▸ Activity
When a line in the listing below contains the word "Replace", return a copy of that line.

▸ Given data
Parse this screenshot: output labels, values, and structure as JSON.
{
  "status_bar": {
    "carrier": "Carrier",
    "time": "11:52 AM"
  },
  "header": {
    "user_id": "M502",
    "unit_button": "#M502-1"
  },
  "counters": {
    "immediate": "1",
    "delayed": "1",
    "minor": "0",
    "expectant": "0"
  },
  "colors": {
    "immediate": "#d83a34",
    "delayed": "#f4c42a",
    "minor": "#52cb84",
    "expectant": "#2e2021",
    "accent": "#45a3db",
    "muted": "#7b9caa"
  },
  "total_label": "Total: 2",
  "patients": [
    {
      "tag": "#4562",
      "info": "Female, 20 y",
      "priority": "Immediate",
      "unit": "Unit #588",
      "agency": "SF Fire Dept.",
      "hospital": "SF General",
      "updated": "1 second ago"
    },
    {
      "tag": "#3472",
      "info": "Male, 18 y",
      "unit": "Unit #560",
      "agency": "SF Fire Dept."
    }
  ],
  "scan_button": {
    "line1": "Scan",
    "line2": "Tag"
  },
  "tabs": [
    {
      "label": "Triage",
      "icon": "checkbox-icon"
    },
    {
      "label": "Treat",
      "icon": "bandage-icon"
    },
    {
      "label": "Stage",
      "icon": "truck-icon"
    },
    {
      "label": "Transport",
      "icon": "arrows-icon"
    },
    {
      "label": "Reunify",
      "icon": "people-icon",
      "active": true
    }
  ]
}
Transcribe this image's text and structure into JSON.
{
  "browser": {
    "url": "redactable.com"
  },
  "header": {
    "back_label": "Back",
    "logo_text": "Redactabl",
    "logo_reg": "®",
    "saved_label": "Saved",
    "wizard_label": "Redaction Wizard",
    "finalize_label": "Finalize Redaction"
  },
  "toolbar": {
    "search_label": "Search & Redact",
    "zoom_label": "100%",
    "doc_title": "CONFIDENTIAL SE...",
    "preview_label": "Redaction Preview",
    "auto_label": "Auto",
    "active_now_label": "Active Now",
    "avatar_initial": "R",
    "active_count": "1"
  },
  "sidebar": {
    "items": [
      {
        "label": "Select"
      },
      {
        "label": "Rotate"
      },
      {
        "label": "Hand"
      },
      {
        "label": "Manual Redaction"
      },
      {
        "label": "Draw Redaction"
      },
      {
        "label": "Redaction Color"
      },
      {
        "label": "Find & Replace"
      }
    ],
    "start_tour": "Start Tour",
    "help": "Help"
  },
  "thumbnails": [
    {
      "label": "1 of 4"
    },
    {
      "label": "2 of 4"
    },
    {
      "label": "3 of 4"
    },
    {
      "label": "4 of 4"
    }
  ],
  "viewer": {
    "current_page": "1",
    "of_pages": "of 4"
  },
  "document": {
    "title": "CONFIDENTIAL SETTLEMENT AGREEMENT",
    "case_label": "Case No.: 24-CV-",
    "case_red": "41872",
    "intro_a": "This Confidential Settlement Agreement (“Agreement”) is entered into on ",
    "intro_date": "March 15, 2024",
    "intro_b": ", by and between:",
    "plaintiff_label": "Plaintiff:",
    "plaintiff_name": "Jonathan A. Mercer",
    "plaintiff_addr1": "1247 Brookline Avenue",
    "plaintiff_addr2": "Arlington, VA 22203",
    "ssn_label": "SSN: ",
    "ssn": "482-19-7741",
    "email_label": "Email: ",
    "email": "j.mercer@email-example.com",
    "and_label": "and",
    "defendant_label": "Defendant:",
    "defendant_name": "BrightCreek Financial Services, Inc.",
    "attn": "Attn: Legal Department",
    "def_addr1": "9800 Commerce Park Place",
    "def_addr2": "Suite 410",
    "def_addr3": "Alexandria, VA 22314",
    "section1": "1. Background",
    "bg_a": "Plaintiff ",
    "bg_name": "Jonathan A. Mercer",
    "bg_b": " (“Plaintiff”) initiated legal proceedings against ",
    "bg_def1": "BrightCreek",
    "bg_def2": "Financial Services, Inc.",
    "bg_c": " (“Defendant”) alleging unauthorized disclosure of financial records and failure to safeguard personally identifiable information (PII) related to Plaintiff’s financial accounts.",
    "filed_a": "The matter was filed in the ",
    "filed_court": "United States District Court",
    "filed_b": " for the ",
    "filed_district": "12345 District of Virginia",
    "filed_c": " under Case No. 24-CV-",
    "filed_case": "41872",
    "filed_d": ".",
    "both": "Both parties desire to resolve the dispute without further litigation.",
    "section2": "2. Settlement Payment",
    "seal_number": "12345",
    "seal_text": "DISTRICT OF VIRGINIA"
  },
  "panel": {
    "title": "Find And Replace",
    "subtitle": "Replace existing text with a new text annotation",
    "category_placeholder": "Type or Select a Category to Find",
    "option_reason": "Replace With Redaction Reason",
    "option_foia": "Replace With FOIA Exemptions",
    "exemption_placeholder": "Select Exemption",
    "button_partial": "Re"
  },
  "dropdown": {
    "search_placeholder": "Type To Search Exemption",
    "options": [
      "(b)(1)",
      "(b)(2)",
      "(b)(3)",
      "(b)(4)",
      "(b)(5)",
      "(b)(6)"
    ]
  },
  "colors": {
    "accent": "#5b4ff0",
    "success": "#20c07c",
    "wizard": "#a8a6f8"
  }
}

▸ Answer for this exercise
        "label": "Find & Replace"
    "title": "Find And Replace",
    "subtitle": "Replace existing text with a new text annotation",
    "option_reason": "Replace With Redaction Reason",
    "option_foia": "Replace With FOIA Exemptions",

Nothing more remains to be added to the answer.